[Website and app data records]
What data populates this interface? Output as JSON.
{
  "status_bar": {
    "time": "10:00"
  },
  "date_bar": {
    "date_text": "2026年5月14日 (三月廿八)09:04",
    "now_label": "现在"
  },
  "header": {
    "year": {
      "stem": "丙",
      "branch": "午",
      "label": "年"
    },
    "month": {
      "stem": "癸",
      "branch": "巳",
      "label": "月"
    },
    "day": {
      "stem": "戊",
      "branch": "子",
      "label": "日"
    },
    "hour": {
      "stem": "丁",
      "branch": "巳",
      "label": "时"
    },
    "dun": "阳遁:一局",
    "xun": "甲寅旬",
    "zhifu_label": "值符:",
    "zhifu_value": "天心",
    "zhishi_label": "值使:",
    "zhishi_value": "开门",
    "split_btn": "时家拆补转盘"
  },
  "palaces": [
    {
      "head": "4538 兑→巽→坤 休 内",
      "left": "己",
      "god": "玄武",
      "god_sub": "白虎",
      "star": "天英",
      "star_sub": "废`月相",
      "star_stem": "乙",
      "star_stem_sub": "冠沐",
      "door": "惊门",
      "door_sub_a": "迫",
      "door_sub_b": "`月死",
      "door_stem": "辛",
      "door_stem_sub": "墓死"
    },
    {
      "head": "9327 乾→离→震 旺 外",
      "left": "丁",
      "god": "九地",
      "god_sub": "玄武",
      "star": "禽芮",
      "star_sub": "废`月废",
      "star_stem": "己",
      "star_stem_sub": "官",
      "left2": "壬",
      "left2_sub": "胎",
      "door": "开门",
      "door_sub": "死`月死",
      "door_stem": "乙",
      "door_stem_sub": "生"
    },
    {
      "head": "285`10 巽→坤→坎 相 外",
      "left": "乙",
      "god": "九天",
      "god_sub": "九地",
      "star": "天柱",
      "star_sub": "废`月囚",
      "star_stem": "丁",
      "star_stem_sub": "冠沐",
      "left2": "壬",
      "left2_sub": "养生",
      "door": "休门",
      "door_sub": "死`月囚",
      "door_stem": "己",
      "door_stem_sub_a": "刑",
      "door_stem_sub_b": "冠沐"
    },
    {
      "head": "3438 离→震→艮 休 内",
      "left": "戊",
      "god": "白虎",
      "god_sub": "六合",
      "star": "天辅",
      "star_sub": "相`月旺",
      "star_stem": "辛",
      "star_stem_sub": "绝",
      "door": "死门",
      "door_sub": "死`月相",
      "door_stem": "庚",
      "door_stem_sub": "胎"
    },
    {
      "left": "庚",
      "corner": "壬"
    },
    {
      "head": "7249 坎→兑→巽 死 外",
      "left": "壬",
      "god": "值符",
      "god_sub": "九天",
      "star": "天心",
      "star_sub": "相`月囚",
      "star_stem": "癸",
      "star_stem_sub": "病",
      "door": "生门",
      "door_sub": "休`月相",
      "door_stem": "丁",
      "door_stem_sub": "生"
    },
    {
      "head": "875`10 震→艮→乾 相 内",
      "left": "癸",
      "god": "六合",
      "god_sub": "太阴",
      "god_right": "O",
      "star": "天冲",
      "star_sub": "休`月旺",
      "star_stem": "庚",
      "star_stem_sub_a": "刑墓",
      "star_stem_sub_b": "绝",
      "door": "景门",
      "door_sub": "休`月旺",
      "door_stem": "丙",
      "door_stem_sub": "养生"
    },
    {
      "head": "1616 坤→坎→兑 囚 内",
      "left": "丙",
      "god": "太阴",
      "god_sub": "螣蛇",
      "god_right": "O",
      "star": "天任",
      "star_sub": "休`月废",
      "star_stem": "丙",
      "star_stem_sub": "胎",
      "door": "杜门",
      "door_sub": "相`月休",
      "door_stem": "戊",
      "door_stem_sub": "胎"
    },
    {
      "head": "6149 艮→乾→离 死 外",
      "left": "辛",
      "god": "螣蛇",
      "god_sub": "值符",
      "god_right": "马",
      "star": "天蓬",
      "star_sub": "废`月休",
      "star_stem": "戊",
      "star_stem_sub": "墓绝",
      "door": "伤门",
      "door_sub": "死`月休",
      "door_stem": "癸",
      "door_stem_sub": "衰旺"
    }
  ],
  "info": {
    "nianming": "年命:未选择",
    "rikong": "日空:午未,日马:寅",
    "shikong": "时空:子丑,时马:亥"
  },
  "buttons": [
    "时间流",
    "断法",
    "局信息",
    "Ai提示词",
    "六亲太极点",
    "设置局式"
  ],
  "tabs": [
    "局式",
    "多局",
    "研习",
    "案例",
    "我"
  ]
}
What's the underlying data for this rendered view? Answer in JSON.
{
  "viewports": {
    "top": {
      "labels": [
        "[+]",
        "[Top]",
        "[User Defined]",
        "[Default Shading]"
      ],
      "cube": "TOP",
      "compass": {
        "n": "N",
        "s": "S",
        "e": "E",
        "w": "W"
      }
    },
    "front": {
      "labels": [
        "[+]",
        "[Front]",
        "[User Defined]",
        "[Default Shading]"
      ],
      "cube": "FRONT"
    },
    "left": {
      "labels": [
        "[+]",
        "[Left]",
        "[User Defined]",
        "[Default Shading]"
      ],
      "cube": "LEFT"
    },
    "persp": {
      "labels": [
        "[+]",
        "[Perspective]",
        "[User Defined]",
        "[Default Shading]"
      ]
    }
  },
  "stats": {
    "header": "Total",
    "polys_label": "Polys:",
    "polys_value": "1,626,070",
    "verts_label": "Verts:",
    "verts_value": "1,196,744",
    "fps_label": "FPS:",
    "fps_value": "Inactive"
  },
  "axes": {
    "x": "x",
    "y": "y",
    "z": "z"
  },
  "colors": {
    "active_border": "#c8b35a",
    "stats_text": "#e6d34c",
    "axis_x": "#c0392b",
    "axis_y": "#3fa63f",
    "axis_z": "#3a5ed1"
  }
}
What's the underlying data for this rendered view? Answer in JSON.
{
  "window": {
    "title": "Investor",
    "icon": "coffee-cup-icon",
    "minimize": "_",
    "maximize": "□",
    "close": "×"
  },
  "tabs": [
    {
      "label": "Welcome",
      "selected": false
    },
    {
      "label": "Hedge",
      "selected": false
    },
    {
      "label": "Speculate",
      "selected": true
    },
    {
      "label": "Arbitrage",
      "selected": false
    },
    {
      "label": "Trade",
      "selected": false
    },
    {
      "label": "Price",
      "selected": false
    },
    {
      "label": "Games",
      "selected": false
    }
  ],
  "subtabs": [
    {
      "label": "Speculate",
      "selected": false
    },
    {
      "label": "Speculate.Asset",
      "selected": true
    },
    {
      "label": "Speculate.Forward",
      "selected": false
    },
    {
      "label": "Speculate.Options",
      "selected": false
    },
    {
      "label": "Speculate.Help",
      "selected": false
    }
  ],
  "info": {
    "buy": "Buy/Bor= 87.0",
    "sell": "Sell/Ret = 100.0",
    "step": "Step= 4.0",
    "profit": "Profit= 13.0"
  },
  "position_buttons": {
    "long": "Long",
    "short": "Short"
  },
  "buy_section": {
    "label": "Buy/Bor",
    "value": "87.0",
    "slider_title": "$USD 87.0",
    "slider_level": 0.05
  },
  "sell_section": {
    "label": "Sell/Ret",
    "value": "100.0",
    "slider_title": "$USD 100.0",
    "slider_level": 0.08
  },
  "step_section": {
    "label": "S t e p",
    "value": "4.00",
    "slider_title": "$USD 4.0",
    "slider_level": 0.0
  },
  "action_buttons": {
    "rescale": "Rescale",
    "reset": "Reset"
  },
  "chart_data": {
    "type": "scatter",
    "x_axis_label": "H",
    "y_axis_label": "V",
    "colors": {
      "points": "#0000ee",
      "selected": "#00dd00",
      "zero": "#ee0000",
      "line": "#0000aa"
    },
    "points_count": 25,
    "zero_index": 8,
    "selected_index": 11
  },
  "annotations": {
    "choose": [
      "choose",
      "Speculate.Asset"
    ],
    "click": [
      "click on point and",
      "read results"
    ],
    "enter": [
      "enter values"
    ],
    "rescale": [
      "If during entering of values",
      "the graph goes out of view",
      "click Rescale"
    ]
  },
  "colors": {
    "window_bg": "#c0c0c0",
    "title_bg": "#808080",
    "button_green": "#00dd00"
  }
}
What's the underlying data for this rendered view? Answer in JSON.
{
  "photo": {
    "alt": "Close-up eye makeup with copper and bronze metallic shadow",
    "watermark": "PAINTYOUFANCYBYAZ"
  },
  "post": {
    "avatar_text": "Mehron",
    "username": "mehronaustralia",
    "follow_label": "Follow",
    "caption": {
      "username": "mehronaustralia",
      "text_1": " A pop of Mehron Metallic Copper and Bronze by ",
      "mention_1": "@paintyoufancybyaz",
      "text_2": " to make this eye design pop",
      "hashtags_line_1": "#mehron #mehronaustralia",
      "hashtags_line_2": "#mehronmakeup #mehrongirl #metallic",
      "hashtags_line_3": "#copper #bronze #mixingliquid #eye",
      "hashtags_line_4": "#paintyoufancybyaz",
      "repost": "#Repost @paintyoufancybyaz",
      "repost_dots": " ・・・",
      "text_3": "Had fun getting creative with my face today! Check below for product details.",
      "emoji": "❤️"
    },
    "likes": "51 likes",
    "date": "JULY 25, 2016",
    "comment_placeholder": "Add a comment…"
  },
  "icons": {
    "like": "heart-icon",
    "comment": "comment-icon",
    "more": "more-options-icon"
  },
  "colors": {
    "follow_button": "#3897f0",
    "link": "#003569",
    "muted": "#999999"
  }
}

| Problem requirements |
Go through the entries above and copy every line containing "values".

| Task response |
      "enter values"
      "If during entering of values",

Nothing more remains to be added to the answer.